If at block 110 logic circuit 80 determines that the pitching and bouncing does exceed the threshold, then control passes to block 116, which determines whether or not the current command should be provided directly to the control valve, thus optimally controlling the pitching and bouncing, or whether, and because the hitch is approaching the upper or lower hard limits, the current command should be attenuated, so the hitch does not stop abruptly at the hard limits, which itself may cause bouncing and pitching.
To do this, logic circuit 80 determines at block 116 whether the hitch position as provided by the position transducer is between an upper soft limit and the upper hard limit or between a lower soft limit and lower hard limit. If the hitch is either between the upper soft limit (96%) and the upper hard limit (98%), or is between the lower soft limit (84%) and the lower hard limit (82%), then execution proceeds to block 118 where the current command is attenuated the appropriate amount. If the hitch is not between the soft and hard limits the current command is not attenuated, but is applied to the control valve. The attenuated and unattenuated current commands are applied to control valve 54 in block 120.
In block 118, logic circuit 80 scales the current command by an attenuation factor that varies depending upon the hitch position. As shown in FIG. 6, the attenuation factor is a function of hitch position and varies between 1 and 0 as the hitch moves from the soft limit to the hard limit. This is true for both the upper and the lower limits, as shown in FIG. 5. By multiplying the current command by this scale factor, the current command is gradually reduced as the hitch approaches either the upper or lower hard limit, thus preventing an abrupt shutoff of the current command when the hitch reaches either hard limit. As described above and as shown in blocks 106 and 108, once the hitch reaches the upper or lower hard limits, the control valve is closed and further upward (or downward) motion outside the hard limits is prevented. If this attenuation was not provided, the hitch would be brought to an abrupt stop when either the upper or lower hard limits were reached and the control valve was turned off.

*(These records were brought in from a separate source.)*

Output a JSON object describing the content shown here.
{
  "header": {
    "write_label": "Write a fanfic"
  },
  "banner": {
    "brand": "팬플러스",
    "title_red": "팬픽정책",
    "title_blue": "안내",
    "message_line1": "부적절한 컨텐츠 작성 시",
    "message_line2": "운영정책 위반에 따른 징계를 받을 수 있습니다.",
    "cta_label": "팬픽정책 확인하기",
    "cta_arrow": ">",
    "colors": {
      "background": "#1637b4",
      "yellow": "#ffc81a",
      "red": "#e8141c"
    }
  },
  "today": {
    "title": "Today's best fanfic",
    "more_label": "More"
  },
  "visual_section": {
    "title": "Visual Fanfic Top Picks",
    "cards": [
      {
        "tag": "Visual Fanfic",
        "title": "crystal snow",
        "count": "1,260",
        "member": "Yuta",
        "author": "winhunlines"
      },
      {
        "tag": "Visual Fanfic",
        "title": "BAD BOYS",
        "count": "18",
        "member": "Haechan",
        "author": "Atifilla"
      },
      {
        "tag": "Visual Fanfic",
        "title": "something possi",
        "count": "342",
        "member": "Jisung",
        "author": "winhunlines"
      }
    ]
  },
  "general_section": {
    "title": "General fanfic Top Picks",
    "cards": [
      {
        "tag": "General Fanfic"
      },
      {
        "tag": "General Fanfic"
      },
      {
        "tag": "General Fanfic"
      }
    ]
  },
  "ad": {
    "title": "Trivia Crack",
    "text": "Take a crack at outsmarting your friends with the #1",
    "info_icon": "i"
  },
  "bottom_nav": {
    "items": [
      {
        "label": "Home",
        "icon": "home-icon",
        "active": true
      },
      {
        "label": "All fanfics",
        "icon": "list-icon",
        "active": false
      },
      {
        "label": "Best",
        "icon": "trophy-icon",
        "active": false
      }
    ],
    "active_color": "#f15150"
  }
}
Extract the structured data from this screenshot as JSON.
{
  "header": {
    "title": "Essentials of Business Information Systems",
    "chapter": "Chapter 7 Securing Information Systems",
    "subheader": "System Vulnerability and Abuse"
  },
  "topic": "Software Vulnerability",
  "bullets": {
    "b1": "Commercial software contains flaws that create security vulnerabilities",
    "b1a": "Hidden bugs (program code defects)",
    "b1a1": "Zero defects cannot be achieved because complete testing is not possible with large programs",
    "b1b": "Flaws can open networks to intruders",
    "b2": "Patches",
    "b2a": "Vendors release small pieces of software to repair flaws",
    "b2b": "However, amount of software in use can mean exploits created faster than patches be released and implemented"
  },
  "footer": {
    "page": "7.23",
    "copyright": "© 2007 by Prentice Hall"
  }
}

The control circuit above is preferably implemented as an electrical digital microprocessor-based circuit. It may, however, be implemented in analog electrical circuitry, hydraulic circuitry or pneumatic circuitry. The various limits described above are exemplary of those that are used in one embodiment. Other values and ranges of values may be used in different embodiments. The potentiometer used as a position transducer may be replaced with a wide range of sensors that provide an indication of position, including LVDT's, Hall-effect devices, rotary encoders, linear encoders and the like. The force transducer described above may be replaced with a variety of sensors that will provide an indication of the stress or strain generated by the pitching and bouncing, including, without limitation, strain gauges, accelerometers and the like. The band-pass filter circuit can also be implemented as a low pass and a high pass filter acting on the force signal in series.
Thus, it should be apparent that there has been provided in accordance with the present invention an EDC draft force based ride controller that fully satisfies the objectives and advantages set forth above. Although the invention has been described in conjunction with specific embodiments thereof, it is evidence that many alternatives, modifications and variations will be apparent to those skilled in the art. Accordingly, it is intended to embrace all such alternatives, modifications and variations that fall within the spirit and broad scope of the appended claims.